Prom 37: Nitin Sawhney and Friends - Royal Albert Hall, 10 August 2007
There are so many Proms I wanted to see in this second half of the season that I decided to buy an arena half-season ticket rather than bankrupt myself on seats. Although tonight's concert was sold out, the sensible limit on standing places meant there was plenty of room in the arena, even for those of us who needed to sit down and rest our heels from time to time.
The downside of standing is that unless you queue for hours to secure a place at the front, you can't actually see that much. It's OK if performers are standing, but of course the critical difference between classical and popular music is that classical is done sitting down. That meant I couldn't see much of tonight's orchestra, but it looked gigantic, maybe fifty strings just for starters. On top of that a raft of percussionists and keyboards and a long roster of singers stuffed the stage to bursting.
With these resources, Sawhney was able to present a much wider variety of sounds than he's normally able to in a live format. So we got to hear music from all stages of his career, including film scores and collaborations as well as work he's released on his solo albums.
The pieces that delved into his Indian and flamenco inspirations came across most strongly. Reena Bhardwaj's hauntingly beautiful performances of Nadia and Koyal shut up even the annoying couple who were chatting behind me for most of the concert. Natacha Atlas and Tina Grace were the vocal centre of a strong ten minute flamenco section.
One of the oddest and most effective pieces of programming came from the four scattered extracts from Zero Degrees, a dance work scored by Sawhney.
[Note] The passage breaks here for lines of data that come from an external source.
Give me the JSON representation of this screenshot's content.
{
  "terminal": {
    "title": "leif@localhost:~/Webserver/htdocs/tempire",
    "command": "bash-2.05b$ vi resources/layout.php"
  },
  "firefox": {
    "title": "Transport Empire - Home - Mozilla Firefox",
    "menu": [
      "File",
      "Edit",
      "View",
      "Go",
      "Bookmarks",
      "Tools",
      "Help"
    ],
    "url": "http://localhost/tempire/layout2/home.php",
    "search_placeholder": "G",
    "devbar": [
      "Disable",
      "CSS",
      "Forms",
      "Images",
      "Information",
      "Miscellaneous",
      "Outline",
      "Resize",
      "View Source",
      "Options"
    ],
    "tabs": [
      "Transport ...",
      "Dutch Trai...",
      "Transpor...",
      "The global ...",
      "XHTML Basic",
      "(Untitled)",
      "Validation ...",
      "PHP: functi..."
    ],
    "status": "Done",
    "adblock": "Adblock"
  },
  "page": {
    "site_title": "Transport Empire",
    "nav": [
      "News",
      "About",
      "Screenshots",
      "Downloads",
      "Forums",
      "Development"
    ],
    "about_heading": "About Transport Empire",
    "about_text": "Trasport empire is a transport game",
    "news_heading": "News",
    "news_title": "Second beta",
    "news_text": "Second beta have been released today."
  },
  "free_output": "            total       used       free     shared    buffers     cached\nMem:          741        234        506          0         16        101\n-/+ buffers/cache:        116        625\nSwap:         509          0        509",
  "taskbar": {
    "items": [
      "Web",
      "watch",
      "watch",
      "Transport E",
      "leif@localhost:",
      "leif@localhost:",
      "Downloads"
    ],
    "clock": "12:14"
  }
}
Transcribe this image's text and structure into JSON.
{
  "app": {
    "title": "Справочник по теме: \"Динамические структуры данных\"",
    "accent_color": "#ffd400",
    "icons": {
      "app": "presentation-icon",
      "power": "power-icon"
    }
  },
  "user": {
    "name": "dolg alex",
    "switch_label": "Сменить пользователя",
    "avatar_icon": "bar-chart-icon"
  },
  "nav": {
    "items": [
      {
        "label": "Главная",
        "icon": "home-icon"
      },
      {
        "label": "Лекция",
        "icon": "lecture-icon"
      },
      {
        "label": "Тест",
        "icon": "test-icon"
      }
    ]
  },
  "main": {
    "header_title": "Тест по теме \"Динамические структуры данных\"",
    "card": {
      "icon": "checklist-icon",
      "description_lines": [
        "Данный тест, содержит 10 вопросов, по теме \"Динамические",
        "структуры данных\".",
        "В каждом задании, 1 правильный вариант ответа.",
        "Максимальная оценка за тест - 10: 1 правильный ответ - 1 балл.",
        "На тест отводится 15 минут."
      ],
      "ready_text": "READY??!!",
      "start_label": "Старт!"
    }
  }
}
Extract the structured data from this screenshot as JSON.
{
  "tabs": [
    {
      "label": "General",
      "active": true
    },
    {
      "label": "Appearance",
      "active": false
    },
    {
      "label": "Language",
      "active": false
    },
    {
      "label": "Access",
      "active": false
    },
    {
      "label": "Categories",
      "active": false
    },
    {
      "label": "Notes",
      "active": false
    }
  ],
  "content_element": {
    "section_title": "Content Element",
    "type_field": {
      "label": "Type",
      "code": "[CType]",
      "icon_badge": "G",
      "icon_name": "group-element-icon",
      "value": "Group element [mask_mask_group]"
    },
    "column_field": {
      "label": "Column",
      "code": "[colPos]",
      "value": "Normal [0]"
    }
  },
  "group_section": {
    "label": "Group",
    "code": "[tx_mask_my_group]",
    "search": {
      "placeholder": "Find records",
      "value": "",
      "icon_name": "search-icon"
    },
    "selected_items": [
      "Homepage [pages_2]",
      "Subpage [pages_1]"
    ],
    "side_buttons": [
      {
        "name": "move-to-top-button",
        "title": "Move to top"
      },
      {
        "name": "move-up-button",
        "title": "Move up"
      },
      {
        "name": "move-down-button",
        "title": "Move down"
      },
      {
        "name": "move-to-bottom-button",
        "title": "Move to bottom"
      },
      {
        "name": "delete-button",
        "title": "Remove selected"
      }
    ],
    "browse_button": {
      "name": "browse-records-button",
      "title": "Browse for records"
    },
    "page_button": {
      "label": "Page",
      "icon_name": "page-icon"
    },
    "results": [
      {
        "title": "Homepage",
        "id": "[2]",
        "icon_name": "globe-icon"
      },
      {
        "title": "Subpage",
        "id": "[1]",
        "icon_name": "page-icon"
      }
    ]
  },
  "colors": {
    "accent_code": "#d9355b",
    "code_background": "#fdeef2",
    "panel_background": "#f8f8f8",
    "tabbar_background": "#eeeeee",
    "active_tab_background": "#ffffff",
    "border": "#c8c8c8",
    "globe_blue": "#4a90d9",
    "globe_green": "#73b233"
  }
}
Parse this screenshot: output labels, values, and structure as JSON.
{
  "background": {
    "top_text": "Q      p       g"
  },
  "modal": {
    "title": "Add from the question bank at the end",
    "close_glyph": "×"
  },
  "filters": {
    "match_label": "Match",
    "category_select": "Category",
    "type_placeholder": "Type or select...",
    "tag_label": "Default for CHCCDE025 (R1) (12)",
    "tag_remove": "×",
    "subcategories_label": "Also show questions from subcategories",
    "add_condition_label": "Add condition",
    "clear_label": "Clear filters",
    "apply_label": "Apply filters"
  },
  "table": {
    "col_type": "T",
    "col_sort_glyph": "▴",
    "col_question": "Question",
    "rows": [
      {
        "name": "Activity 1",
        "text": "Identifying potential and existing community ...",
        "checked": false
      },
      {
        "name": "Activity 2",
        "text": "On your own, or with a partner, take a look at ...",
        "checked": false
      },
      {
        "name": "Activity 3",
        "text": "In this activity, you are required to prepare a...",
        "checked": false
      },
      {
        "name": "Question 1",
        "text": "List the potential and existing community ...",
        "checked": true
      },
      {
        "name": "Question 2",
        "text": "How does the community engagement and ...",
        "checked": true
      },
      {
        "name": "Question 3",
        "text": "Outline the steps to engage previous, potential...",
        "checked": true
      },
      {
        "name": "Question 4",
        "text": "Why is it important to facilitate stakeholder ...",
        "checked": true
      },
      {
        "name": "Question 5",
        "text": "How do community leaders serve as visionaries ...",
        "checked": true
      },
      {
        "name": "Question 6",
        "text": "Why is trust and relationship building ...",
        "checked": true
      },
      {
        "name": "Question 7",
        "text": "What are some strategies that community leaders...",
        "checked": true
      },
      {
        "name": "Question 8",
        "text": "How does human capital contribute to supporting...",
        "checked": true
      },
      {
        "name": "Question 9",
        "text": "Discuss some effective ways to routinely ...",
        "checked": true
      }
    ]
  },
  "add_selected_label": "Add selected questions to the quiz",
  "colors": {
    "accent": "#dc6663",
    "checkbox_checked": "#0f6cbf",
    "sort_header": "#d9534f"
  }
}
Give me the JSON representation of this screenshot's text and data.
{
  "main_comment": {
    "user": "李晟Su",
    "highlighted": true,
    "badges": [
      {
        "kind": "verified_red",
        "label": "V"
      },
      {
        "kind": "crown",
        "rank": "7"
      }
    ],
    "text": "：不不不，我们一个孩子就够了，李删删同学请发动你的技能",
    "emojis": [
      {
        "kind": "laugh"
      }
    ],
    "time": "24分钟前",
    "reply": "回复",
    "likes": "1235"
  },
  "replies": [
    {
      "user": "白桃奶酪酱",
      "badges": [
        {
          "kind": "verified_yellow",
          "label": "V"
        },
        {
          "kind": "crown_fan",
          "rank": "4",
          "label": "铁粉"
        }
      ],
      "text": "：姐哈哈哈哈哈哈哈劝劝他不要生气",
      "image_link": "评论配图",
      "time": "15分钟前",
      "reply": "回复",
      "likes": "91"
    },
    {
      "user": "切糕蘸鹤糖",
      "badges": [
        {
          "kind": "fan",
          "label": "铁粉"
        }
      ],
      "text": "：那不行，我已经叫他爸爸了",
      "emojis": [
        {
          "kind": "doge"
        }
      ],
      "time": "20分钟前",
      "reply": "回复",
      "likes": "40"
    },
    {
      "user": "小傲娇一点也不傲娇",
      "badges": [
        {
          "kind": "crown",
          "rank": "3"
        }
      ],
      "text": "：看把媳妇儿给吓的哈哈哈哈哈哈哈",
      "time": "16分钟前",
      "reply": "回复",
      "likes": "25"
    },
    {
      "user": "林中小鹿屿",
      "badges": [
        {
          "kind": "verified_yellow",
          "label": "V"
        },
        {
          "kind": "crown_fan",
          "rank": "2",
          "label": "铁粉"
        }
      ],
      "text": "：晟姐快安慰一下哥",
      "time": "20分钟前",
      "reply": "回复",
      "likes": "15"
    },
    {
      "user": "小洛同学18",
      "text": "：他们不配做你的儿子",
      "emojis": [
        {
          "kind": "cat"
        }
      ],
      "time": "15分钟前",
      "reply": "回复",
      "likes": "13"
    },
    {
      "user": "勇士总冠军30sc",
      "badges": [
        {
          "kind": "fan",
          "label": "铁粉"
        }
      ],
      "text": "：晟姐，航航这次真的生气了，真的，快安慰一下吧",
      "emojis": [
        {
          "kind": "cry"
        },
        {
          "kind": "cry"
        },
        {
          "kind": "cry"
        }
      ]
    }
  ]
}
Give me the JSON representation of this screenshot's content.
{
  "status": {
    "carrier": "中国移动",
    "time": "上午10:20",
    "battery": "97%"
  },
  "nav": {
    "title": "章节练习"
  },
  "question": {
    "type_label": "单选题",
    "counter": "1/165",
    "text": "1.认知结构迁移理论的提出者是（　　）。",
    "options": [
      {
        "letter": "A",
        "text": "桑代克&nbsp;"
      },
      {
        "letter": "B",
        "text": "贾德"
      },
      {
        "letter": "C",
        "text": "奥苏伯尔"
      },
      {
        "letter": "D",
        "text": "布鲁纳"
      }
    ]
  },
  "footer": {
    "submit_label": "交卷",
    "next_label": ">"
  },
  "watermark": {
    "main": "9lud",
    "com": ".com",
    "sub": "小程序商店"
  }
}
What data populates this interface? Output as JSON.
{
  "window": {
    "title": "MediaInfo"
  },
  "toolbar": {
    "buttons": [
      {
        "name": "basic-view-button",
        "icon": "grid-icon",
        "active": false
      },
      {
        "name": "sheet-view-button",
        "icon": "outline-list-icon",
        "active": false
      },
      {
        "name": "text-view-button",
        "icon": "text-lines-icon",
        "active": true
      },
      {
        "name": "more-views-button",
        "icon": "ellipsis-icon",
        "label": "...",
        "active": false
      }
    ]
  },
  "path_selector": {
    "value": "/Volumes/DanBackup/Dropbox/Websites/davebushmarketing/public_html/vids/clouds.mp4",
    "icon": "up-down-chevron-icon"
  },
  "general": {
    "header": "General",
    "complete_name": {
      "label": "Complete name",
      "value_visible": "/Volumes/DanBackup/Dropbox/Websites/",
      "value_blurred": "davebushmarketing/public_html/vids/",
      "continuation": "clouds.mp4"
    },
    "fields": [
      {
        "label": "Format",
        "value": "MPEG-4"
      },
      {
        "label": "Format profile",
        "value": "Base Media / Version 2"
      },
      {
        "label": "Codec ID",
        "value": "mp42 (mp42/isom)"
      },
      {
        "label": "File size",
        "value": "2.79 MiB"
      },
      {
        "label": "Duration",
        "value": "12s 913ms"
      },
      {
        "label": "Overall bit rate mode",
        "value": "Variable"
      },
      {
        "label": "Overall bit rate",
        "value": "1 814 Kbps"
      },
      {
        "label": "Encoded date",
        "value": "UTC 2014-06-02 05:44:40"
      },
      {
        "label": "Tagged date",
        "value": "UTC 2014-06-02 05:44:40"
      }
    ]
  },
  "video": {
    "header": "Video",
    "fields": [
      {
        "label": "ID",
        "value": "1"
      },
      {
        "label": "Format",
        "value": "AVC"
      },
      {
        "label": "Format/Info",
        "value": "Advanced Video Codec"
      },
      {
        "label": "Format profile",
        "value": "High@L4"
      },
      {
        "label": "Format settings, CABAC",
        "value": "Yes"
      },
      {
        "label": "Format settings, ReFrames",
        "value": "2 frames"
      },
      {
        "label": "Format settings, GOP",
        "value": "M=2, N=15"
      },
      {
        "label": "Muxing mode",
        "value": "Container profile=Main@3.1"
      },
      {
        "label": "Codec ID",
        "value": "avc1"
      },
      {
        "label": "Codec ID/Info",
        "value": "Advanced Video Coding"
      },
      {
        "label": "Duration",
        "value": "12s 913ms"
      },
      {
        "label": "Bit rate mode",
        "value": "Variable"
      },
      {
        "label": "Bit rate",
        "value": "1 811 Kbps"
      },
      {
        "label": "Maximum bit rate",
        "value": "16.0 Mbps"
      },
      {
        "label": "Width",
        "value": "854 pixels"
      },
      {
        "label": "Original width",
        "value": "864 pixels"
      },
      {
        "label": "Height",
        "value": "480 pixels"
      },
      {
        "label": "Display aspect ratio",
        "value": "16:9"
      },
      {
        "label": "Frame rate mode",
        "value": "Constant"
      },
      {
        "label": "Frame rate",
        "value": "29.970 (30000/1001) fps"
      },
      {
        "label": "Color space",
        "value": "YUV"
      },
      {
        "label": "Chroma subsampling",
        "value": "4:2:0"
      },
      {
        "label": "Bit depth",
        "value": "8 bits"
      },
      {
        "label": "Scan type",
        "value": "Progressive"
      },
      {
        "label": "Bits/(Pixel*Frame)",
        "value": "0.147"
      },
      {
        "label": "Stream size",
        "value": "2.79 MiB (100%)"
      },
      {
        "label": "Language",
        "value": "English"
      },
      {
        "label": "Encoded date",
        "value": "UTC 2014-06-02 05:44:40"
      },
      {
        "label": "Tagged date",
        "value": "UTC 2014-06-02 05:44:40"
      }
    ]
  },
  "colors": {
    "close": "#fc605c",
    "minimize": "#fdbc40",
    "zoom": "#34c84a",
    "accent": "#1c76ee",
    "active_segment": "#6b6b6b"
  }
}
Dancers Akram Khan and Sidi Larbi Cherkaoui sat on raised chairs and narrated the story of a trip-gone-wrong in perfect unison, both vocal and movement - a simple but compelling effect.
Everyone had been looking forward to the guest appearance of Anoushka Shankar and her sitar, and her newly-written collaboration with Sawhney, Charukeshi Rain was an inevitable highlight.
With 50-ish scores to his credit, Nitin Sawhney probably writes film music in his sleep (possibly the only time he's got with all the things he's up to). But the new work he presented for a Mira Nair film and a video game was imaginative and fully-realised.
His last number, the acoustic Prophesy, on an open-tuned guitar was a meditative contrast to the weight of the orchestral work, and paired with a graceful Kathak dance by an ankle-belled Akram Khan.
The whole thing is available on a Real stream from the BBC for the next week (with the sound mysteriously much cleaner than it was live).